## AIM OF THE TASK
Pictures within the data are to be left out; everything else must be reproduced exactly.

## EXTRACTED RECORDS

***

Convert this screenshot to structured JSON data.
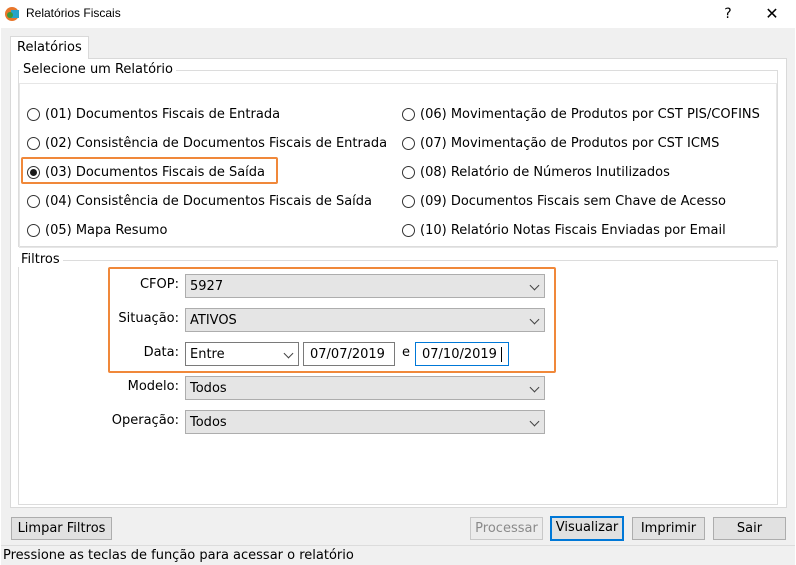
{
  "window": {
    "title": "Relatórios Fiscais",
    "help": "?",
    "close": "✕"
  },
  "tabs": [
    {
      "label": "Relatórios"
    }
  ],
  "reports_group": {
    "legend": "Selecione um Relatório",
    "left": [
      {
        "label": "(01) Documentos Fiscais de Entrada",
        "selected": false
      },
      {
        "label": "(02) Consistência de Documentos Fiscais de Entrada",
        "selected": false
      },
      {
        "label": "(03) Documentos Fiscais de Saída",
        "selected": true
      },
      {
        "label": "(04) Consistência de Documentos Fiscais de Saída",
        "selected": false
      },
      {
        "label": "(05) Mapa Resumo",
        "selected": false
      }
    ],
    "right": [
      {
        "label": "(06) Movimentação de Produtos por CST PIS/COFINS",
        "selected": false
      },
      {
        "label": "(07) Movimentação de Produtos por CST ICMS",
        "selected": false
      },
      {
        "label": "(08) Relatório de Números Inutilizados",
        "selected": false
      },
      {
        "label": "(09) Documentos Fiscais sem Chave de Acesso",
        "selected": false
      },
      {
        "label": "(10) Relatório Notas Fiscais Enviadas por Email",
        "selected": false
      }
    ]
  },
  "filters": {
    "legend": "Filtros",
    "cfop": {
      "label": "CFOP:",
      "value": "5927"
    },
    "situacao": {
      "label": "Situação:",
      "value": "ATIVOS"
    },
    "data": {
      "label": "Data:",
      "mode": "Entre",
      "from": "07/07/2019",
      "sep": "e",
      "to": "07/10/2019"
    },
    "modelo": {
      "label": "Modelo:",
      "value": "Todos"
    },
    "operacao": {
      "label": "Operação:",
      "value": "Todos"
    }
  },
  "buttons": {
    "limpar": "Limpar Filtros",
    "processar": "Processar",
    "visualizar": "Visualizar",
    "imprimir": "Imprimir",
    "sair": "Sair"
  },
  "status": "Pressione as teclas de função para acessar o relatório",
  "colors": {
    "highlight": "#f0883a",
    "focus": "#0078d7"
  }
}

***

## EXERCISE RESPONSE
Convert this screenshot to structured JSON data.
{
  "window": {
    "title": "Relatórios Fiscais",
    "help": "?",
    "close": "✕"
  },
  "tabs": [
    {
      "label": "Relatórios"
    }
  ],
  "reports_group": {
    "legend": "Selecione um Relatório",
    "left": [
      {
        "label": "(01) Documentos Fiscais de Entrada",
        "selected": false
      },
      {
        "label": "(02) Consistência de Documentos Fiscais de Entrada",
        "selected": false
      },
      {
        "label": "(03) Documentos Fiscais de Saída",
        "selected": true
      },
      {
        "label": "(04) Consistência de Documentos Fiscais de Saída",
        "selected": false
      },
      {
        "label": "(05) Mapa Resumo",
        "selected": false
      }
    ],
    "right": [
      {
        "label": "(06) Movimentação de Produtos por CST PIS/COFINS",
        "selected": false
      },
      {
        "label": "(07) Movimentação de Produtos por CST ICMS",
        "selected": false
      },
      {
        "label": "(08) Relatório de Números Inutilizados",
        "selected": false
      },
      {
        "label": "(09) Documentos Fiscais sem Chave de Acesso",
        "selected": false
      },
      {
        "label": "(10) Relatório Notas Fiscais Enviadas por Email",
        "selected": false
      }
    ]
  },
  "filters": {
    "legend": "Filtros",
    "cfop": {
      "label": "CFOP:",
      "value": "5927"
    },
    "situacao": {
      "label": "Situação:",
      "value": "ATIVOS"
    },
    "data": {
      "label": "Data:",
      "mode": "Entre",
      "from": "07/07/2019",
      "sep": "e",
      "to": "07/10/2019"
    },
    "modelo": {
      "label": "Modelo:",
      "value": "Todos"
    },
    "operacao": {
      "label": "Operação:",
      "value": "Todos"
    }
  },
  "buttons": {
    "limpar": "Limpar Filtros",
    "processar": "Processar",
    "visualizar": "Visualizar",
    "imprimir": "Imprimir",
    "sair": "Sair"
  },
  "status": "Pressione as teclas de função para acessar o relatório",
  "colors": {
    "highlight": "#f0883a",
    "focus": "#0078d7"
  }
}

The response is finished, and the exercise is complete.